Despite the disruptions and challenges a few unexpected benefits emerged from the rehearsal and recording process in the time of coronavirus. Tan highlighted the sheer excitement of being together, creating an electric and efficient recording session. Wincenc mentioned that scheduling rehearsals had become far easier than usual—a silver lining to the sadness of so many cancelled commitments. Meyers felt that the ability to stay home for rehearsals caused a more convivial feeling throughout the process; there was no rush to exit rehearsal halls, so everyone appreciated the social aspect—particularly at a time of pandemic-enforced isolation.
McDonald agreed that coronavirus had forced musicians to make choices for “exigent, pragmatic reasons.” And, of course, if coronavirus restrictions had not forced Mazzanti to return to Italy, Tan would not have invited Meyers to join the project—a collaboration that has already given birth to many positive returns. McDonald is now working on an extended version of Dependencies entitled Inter-Dependencies for piccolo, flute, and piano, with Meyers as the added performer, for example. Meanwhile Mazzanti, now able to travel to neighboring European countries, looks forward to finally performing Tan’s Piccolo Concerto in the near future.
Oliart observed that, thanks to the virus, many musicians are now considerably more comfortable using technology and have been far more willing to make essential investments in home recording technology. This was certainly the case for Meyers, who had previously refused to give Skype lessons but used this project as an excuse to buy a useful external microphone! And the impossibility of large group rehearsal has led all performers to investigate and perform previously lesser-heard repertoire; Oliart has recorded a broad array of new or forgotten works at WGBH.
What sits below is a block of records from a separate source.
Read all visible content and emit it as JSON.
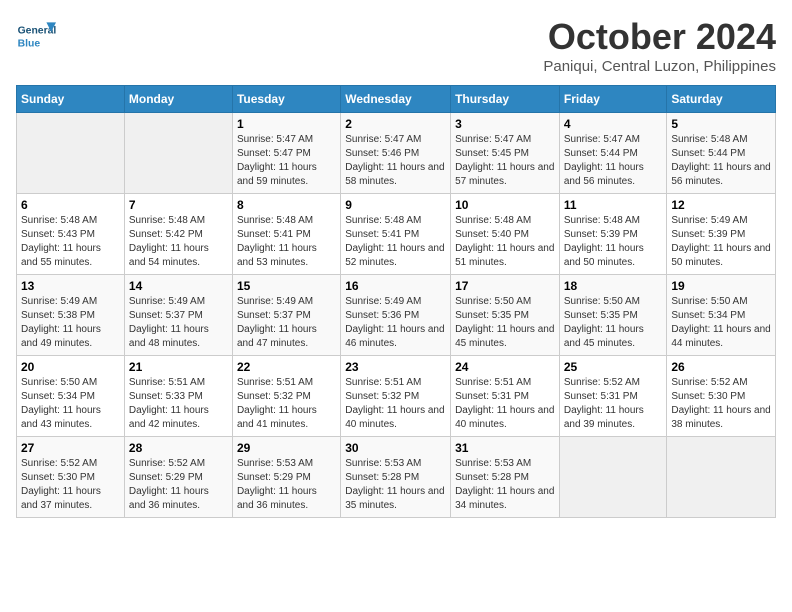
{
  "header": {
    "logo_general": "General",
    "logo_blue": "Blue",
    "month": "October 2024",
    "location": "Paniqui, Central Luzon, Philippines"
  },
  "weekdays": [
    "Sunday",
    "Monday",
    "Tuesday",
    "Wednesday",
    "Thursday",
    "Friday",
    "Saturday"
  ],
  "weeks": [
    [
      {
        "day": "",
        "details": ""
      },
      {
        "day": "",
        "details": ""
      },
      {
        "day": "1",
        "details": "Sunrise: 5:47 AM\nSunset: 5:47 PM\nDaylight: 11 hours and 59 minutes."
      },
      {
        "day": "2",
        "details": "Sunrise: 5:47 AM\nSunset: 5:46 PM\nDaylight: 11 hours and 58 minutes."
      },
      {
        "day": "3",
        "details": "Sunrise: 5:47 AM\nSunset: 5:45 PM\nDaylight: 11 hours and 57 minutes."
      },
      {
        "day": "4",
        "details": "Sunrise: 5:47 AM\nSunset: 5:44 PM\nDaylight: 11 hours and 56 minutes."
      },
      {
        "day": "5",
        "details": "Sunrise: 5:48 AM\nSunset: 5:44 PM\nDaylight: 11 hours and 56 minutes."
      }
    ],
    [
      {
        "day": "6",
        "details": "Sunrise: 5:48 AM\nSunset: 5:43 PM\nDaylight: 11 hours and 55 minutes."
      },
      {
        "day": "7",
        "details": "Sunrise: 5:48 AM\nSunset: 5:42 PM\nDaylight: 11 hours and 54 minutes."
      },
      {
        "day": "8",
        "details": "Sunrise: 5:48 AM\nSunset: 5:41 PM\nDaylight: 11 hours and 53 minutes."
      },
      {
        "day": "9",
        "details": "Sunrise: 5:48 AM\nSunset: 5:41 PM\nDaylight: 11 hours and 52 minutes."
      },
      {
        "day": "10",
        "details": "Sunrise: 5:48 AM\nSunset: 5:40 PM\nDaylight: 11 hours and 51 minutes."
      },
      {
        "day": "11",
        "details": "Sunrise: 5:48 AM\nSunset: 5:39 PM\nDaylight: 11 hours and 50 minutes."
      },
      {
        "day": "12",
        "details": "Sunrise: 5:49 AM\nSunset: 5:39 PM\nDaylight: 11 hours and 50 minutes."
      }
    ],
    [
      {
        "day": "13",
        "details": "Sunrise: 5:49 AM\nSunset: 5:38 PM\nDaylight: 11 hours and 49 minutes."
      },
      {
        "day": "14",
        "details": "Sunrise: 5:49 AM\nSunset: 5:37 PM\nDaylight: 11 hours and 48 minutes."
      },
      {
        "day": "15",
        "details": "Sunrise: 5:49 AM\nSunset: 5:37 PM\nDaylight: 11 hours and 47 minutes."
      },
      {
        "day": "16",
        "details": "Sunrise: 5:49 AM\nSunset: 5:36 PM\nDaylight: 11 hours and 46 minutes."
      },
      {
        "day": "17",
        "details": "Sunrise: 5:50 AM\nSunset: 5:35 PM\nDaylight: 11 hours and 45 minutes."
      },
      {
        "day": "18",
        "details": "Sunrise: 5:50 AM\nSunset: 5:35 PM\nDaylight: 11 hours and 45 minutes."
      },
      {
        "day": "19",
        "details": "Sunrise: 5:50 AM\nSunset: 5:34 PM\nDaylight: 11 hours and 44 minutes."
      }
    ],
    [
      {
        "day": "20",
        "details": "Sunrise: 5:50 AM\nSunset: 5:34 PM\nDaylight: 11 hours and 43 minutes."
      },
      {
        "day": "21",
        "details": "Sunrise: 5:51 AM\nSunset: 5:33 PM\nDaylight: 11 hours and 42 minutes."
      },
      {
        "day": "22",
        "details": "Sunrise: 5:51 AM\nSunset: 5:32 PM\nDaylight: 11 hours and 41 minutes."
      },
      {
        "day": "23",
        "details": "Sunrise: 5:51 AM\nSunset: 5:32 PM\nDaylight: 11 hours and 40 minutes."
      },
      {
        "day": "24",
        "details": "Sunrise: 5:51 AM\nSunset: 5:31 PM\nDaylight: 11 hours and 40 minutes."
      },
      {
        "day": "25",
        "details": "Sunrise: 5:52 AM\nSunset: 5:31 PM\nDaylight: 11 hours and 39 minutes."
      },
      {
        "day": "26",
        "details": "Sunrise: 5:52 AM\nSunset: 5:30 PM\nDaylight: 11 hours and 38 minutes."
      }
    ],
    [
      {
        "day": "27",
        "details": "Sunrise: 5:52 AM\nSunset: 5:30 PM\nDaylight: 11 hours and 37 minutes."
      },
      {
        "day": "28",
        "details": "Sunrise: 5:52 AM\nSunset: 5:29 PM\nDaylight: 11 hours and 36 minutes."
      },
      {
        "day": "29",
        "details": "Sunrise: 5:53 AM\nSunset: 5:29 PM\nDaylight: 11 hours and 36 minutes."
      },
      {
        "day": "30",
        "details": "Sunrise: 5:53 AM\nSunset: 5:28 PM\nDaylight: 11 hours and 35 minutes."
      },
      {
        "day": "31",
        "details": "Sunrise: 5:53 AM\nSunset: 5:28 PM\nDaylight: 11 hours and 34 minutes."
      },
      {
        "day": "",
        "details": ""
      },
      {
        "day": "",
        "details": ""
      }
    ]
  ]
}
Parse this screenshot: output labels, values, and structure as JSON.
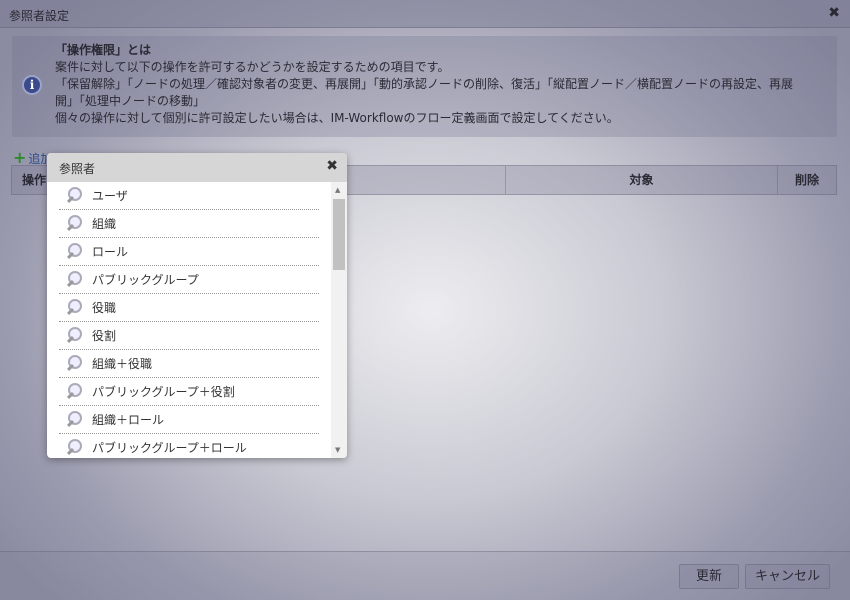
{
  "dialog": {
    "title": "参照者設定",
    "close": "✖"
  },
  "info": {
    "icon": "info-icon",
    "lines": [
      "「操作権限」とは",
      "案件に対して以下の操作を許可するかどうかを設定するための項目です。",
      "「保留解除」「ノードの処理／確認対象者の変更、再展開」「動的承認ノードの削除、復活」「縦配置ノード／横配置ノードの再設定、再展",
      "開」「処理中ノードの移動」",
      "個々の操作に対して個別に許可設定したい場合は、IM-Workflowのフロー定義画面で設定してください。"
    ]
  },
  "add_label": "追加",
  "table": {
    "headers": [
      "操作",
      "対象",
      "削除"
    ]
  },
  "footer": {
    "update": "更新",
    "cancel": "キャンセル"
  },
  "popup": {
    "title": "参照者",
    "close": "✖",
    "items": [
      "ユーザ",
      "組織",
      "ロール",
      "パブリックグループ",
      "役職",
      "役割",
      "組織＋役職",
      "パブリックグループ＋役割",
      "組織＋ロール",
      "パブリックグループ＋ロール"
    ]
  }
}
For musicians hoping to follow a comparable path, especially here in Boston, Oliart has many words of reassurance. He is always safely self-contained in the booth and readily works with musicians’ preferences. When WGBH first reopened, the station permitted only six musicians in the studio at one time, but that number has now increased due to careful social distancing.
All the artists were quick to tell me that the most important quality for any musician in these difficult times is to err on the side of patience and understanding. As was clear throughout this project, trusting in one’s colleagues is paramount!
Ultimately the four musicians accommodated the necessary safety measures without trouble. They overcame fears of a future without music. The distance, the precautions, the oddity of it all, in fact, “every bit of effort,” as Tan summarized, “is worth it ten times over in order to get our art made and our expressions felt!”
The “PanSynch” video HERE tells the story in sound and image.